Sarkisian took the blame for a running game that produced minus-5 yards against the Sun Devils.
"I can do a better job of protecting those guys (the offensive line). We didn't run the ball enough. We didn't run the ball enough in the second quarter," he said.
Junior running back Bishop Sankey, who entered the game leading the nation in rushing yards per game, had just 22 on 13 carries.
"I love running the ball, I love giving the ball to Bishop, and to go in and stand in front of you guys and look at the stat sheet and he has 13 carries in a critical ballgame of the season, that's not enough," Sarkisian said. "I just didn't think we gave that a chance, and that falls on me."

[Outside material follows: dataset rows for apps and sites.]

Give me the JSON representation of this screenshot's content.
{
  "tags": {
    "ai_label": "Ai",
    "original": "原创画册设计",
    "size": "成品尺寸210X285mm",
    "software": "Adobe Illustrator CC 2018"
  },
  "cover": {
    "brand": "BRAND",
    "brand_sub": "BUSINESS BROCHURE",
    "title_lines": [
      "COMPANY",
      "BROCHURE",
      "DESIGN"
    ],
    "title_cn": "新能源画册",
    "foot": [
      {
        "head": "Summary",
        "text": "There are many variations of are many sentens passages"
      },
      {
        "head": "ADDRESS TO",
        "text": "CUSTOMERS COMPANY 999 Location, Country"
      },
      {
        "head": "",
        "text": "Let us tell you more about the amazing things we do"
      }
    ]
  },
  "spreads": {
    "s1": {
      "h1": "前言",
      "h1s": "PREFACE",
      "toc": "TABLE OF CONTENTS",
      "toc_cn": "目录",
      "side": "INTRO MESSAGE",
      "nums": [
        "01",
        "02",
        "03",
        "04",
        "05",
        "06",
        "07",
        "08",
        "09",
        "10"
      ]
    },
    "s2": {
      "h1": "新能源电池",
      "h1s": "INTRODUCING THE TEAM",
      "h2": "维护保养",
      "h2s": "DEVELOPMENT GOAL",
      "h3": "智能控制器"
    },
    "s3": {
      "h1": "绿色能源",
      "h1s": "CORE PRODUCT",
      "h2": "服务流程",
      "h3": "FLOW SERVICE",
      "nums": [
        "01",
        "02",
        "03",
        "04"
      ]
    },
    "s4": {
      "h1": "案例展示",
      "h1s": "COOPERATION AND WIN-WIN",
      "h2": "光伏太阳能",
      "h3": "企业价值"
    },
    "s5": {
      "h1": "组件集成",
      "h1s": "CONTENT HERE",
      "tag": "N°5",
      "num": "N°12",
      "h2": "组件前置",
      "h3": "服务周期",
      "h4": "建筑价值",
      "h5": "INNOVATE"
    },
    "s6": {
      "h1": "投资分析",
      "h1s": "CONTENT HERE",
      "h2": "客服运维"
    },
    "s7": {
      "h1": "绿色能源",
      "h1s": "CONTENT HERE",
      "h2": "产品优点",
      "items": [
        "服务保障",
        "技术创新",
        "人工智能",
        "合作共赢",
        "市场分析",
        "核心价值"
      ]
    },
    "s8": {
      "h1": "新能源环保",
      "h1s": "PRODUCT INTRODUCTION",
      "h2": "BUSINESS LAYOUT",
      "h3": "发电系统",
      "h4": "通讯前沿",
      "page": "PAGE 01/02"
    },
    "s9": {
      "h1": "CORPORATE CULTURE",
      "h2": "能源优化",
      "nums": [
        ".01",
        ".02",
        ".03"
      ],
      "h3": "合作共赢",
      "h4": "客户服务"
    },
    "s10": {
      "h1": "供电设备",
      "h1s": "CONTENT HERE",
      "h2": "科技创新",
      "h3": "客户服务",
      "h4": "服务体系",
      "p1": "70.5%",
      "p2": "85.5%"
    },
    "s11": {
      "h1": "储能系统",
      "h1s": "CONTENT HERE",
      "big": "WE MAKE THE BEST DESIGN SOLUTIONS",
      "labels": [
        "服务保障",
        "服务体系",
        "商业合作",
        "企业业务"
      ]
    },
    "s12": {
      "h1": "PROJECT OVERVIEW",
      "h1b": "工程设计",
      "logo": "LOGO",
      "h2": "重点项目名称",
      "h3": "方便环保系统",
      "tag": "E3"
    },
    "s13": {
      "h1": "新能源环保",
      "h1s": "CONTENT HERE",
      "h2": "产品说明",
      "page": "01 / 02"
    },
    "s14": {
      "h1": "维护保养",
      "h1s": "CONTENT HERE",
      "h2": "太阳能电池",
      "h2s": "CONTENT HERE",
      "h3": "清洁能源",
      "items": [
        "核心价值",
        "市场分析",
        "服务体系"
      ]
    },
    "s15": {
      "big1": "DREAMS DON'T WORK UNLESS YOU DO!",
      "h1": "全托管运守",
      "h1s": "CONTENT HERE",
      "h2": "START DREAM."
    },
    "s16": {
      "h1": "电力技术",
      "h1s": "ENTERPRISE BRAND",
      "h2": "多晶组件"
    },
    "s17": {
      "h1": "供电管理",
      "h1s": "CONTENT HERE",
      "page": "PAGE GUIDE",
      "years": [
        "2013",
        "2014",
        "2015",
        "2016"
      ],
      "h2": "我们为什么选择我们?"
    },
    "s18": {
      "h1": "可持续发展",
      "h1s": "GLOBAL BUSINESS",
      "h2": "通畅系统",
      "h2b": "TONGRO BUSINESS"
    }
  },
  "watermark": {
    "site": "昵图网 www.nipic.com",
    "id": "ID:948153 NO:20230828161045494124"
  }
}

After such a taxing weekend, the Huskies had a short day of work Monday.
"We didn't practice today. I felt like for us we needed to regroup," Sarkisian said. "We had some lengthy meetings, we did a little bit of conditioning and we lifted."
Price's thumb still a concern
There will be a close eye throughout the week on senior quarterback Keith Price, who has been dealing with an injured thumb on his throwing hand for several weeks and completed a season-low 41 percent of his passes (16 for 39) against Arizona State.
"He's sore, his thumb is swollen, but I know Keith Price is a tough guy, he's a fighter, and he's gonna do everything in his power to be prepared and ready to play come Saturday night," Sarkisian said.
Price's thumb has certainly had an effect on his ability to throw.
"I just think at times the ball either has a tendency to sail or has a tendency to dive on him. To me, that's a result of when you don't have a great grip on the football and that thing just doesn't come out the same way every time," Sarkisian said. "When he misses sometimes the way he's missed the past couple of weeks, to me that's a direct result of the thumb not being where it needs to be, so I'm gonna assess that this week to make sure he's capable of making the throws that he's been capable of making for the last five years."
Sarkisian said there will be some tweaks to the air attack this week.
"There's gonna be subtle changes to what we do in the passing game to become more efficient, because I think we have the capability of being so. I think we have the personnel in place, the schemes in place to get that fixed."
• Sarkisian said he is "hopeful" that LG Dexter Charles, who missed the ASU game with a shoulder injury, will be able to play against Cal. Erik Kohler played in his place.
"Obviously I think a week off is helpful for (Charles). It's nothing structurally wrong with him, but hopeful we'll get him back," Sarkisian said.
He added that if Charles and Kohler could rotate against Cal, "I think it will be good for us."